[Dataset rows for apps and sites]
──────────

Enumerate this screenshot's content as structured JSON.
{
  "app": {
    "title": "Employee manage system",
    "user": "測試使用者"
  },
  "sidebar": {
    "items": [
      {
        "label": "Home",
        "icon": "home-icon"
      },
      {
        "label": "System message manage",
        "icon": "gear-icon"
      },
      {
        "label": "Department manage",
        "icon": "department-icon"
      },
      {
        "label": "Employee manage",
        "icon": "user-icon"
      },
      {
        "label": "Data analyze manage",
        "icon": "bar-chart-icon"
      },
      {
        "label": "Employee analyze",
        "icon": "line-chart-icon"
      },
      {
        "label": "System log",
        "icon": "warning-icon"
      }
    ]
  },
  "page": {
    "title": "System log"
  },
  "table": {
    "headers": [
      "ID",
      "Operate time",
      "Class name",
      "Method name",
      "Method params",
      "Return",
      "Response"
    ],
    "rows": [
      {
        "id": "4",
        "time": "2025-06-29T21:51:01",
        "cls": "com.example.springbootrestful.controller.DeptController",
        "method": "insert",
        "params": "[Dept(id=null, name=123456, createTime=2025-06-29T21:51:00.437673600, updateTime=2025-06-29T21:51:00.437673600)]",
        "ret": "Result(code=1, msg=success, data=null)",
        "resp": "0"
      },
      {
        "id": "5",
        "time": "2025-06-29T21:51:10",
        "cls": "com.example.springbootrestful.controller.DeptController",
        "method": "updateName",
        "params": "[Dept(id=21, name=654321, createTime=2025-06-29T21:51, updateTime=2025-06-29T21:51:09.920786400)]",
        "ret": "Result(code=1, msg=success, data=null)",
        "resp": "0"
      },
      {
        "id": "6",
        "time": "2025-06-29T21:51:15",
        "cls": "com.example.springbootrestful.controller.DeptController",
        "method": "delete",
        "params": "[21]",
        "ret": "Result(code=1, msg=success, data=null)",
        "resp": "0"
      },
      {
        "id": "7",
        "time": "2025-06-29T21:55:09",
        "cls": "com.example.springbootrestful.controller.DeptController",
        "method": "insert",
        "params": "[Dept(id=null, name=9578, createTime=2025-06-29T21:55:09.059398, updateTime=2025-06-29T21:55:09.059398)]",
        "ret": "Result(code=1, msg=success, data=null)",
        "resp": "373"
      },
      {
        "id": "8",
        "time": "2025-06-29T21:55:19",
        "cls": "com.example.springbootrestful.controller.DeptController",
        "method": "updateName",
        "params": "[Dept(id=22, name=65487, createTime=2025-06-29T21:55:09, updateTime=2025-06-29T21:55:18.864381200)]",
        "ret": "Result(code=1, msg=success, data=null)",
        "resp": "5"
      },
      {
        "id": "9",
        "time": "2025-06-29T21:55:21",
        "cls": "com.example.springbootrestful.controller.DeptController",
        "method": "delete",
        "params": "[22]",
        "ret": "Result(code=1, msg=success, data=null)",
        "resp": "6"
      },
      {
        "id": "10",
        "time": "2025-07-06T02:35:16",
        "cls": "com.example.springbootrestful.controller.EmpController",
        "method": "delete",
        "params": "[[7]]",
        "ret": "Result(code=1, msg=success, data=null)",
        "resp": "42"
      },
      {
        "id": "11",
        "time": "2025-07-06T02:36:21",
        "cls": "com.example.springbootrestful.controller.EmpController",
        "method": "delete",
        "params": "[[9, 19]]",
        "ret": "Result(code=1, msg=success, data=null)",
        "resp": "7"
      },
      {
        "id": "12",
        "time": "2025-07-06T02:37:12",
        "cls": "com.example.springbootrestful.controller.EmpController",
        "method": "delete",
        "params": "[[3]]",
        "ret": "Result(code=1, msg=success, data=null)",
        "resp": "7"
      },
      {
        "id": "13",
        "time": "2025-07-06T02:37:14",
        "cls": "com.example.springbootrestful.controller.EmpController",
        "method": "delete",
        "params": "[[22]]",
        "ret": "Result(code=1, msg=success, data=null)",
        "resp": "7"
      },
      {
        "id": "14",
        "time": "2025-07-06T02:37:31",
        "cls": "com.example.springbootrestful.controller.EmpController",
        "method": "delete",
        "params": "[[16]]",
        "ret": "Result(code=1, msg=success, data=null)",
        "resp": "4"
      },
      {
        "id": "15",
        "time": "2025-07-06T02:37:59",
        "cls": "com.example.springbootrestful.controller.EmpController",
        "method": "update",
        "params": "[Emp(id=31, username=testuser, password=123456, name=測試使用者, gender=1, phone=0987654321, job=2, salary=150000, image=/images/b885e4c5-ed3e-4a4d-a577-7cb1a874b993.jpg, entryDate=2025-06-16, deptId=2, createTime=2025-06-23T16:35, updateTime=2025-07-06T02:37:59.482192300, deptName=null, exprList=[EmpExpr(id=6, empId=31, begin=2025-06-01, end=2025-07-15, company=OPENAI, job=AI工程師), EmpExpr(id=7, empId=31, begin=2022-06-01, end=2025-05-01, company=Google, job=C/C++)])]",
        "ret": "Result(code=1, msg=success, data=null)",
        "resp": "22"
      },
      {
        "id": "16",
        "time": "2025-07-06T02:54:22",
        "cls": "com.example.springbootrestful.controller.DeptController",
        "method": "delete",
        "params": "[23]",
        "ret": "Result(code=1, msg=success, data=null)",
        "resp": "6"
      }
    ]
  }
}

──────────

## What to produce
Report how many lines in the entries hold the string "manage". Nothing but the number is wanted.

## Output
5